Sun Ra + Ayé Aton: Space, Interiors and Exteriors, 1972
By John Corbett
PictureBox Inc, April 2013
112 Pages, $27.50 | Buy from PictureBox
Opening with several candid shots of Sun Ra donning full afro-futurist regalia in Oakland, filming the quintessential Space is the Place, Space, Interiors and Exteriors, 1972 finds Sun Ra himself in the foreground. An interesting choice, really, due to the fact that a large majority of the book focuses on Ayé Aton’s murals, painted primarily on the walls of Chicago’s south-side in the early 70s. But this choice makes sense, as the brief essay included in the book lets us know, as it was the overpowering figure of Sun Ra that brought a focus to Aton’s work.
Aton, who became a correspondent of Sun Ra in the early 60s (shortly after Ra moved to New York City), eventually joined the Arkestra, touring and recording with Ra during the Ra’s most significant span of recording, the years 1972-1974, when his most well-known album records was recorded, Space is the Place. Aton & Ra’s correspondence, in the beginning, was a mentorship. Aton’s curiosity towards many afrocentric esotericisms finding, if not answers, at least a response in Sun Ra (to see the breadth of the information that Ra poured into his philosophy, take note of this syllabus from a class Ra taught at UC Berkeley in the early 70s [as an aside: the environment of Berkeley where Sun Ra could teach a class like this is so far distanced from the current reality of UC Berkeley that it’s astounding], as recounted “by Arkestra drummer, Samurai Celestial, and others.”
Two brief essays in the book present this biographical (this mythical) information before treating the reader to a gallery of Aton’s murals, photographed, often obliquely, on Polaroid film in Instant film has never been the most archival film available; in these Polaroids it’s clear that colors have faded, that the precision of the film’s chemical reactions, etc, is far from precise. The material degradation adds a level of entropy to the aura the images create. While the introduction asks us to imagine rooms where entire walls are painted with fluorescent paint, the Polaroids reveal rough gestures in muted colors. With time everything fades.
But the suggestion, the consideration, is a fascinating one. As another essay points out, none of the photographs of Aton’s murals depict people in front of them, they are isolated in space, often even destabilized away from their position on walls, embedded in the flatness of the picture plane. In the late 1950s Sun Ra started calling his music “space music” because ” the music allowed him to translate his experience of the void of space into a language people could enjoy and understand” (Wikipedia). With these photos, the viewer is floating in a void of colors long faded. The dream is dead, and I wouldn’t be surprised to find most of these murals either painted over or felled with buildings during destruction.

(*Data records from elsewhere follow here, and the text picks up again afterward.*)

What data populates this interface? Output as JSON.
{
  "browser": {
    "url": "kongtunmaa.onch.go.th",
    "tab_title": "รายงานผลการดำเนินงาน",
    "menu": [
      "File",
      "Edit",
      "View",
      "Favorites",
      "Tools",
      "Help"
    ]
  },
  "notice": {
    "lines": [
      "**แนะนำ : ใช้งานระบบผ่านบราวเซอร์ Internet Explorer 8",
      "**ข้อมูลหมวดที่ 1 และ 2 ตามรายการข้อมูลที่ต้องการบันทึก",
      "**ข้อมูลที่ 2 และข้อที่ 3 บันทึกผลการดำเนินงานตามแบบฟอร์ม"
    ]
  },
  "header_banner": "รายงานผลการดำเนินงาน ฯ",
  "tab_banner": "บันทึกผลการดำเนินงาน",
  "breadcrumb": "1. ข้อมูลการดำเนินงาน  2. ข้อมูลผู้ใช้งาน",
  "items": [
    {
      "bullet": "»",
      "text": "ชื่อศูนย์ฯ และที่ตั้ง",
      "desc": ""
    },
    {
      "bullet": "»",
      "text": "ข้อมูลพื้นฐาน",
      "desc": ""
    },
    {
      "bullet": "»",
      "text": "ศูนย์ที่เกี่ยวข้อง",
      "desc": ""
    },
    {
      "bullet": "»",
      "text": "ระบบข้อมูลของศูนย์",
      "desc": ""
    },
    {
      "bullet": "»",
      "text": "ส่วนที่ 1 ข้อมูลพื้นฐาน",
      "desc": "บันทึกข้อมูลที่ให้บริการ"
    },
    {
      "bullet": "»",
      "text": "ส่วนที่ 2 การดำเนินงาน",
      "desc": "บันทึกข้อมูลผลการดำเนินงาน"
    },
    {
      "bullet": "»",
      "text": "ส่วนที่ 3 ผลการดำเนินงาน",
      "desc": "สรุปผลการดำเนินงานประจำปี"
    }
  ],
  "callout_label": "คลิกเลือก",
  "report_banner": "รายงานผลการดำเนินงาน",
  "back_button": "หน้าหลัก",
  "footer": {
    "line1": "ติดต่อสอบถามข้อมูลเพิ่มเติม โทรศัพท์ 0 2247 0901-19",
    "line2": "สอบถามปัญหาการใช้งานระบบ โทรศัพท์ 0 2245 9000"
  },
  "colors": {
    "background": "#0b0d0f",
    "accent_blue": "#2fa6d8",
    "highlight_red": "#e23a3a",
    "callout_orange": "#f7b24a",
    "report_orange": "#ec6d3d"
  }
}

My favorite mural, documented by a square Polaroid stamped with the month of “January” but bearing no year, finds a ram’s head above four staggering lines of grey, set within a large silver/white star-burst, across a field of pinks and oranges with black accents carrying through the field. The nothingness of the image plane is violated by a minor intrusion: that of a golden chandelier, hanging from a white ceiling. The reality of the murals becomes uncanny. This is a step towards a necessary mysticism, used by Ra and others to strive towards freedom, borrowing Egyptian symbols and steeping them in Biblical revisionism, a reality that allows the oppressed a sense of revolution. Space is the place, space is the place. The field turns into colors and every man and woman is wearing a costume that disorients. It’s after the end of the world–don’t you know that yet?
In 1968, Kenneth Anger visited the great pyramids of Egypt with a cavalcade of junkies, musicians, artists, and magicians. Costumes were brought. Anger’s greatest film, Lucifer Rising was filmed. Problems followed. The film eventually was released and has been recognized for its brilliance. Sun Ra, on the other hand, refuses to just make his film. The costumes were part of life. Life was revolutionary and within this revolt there was a refined aesthetic insistence. Aton’s murals carry this aesthetic insistence further, into the banalized reality of those who don’t have the freedom to live in Sun Ra’s world permanently. The murals serve as a reminded.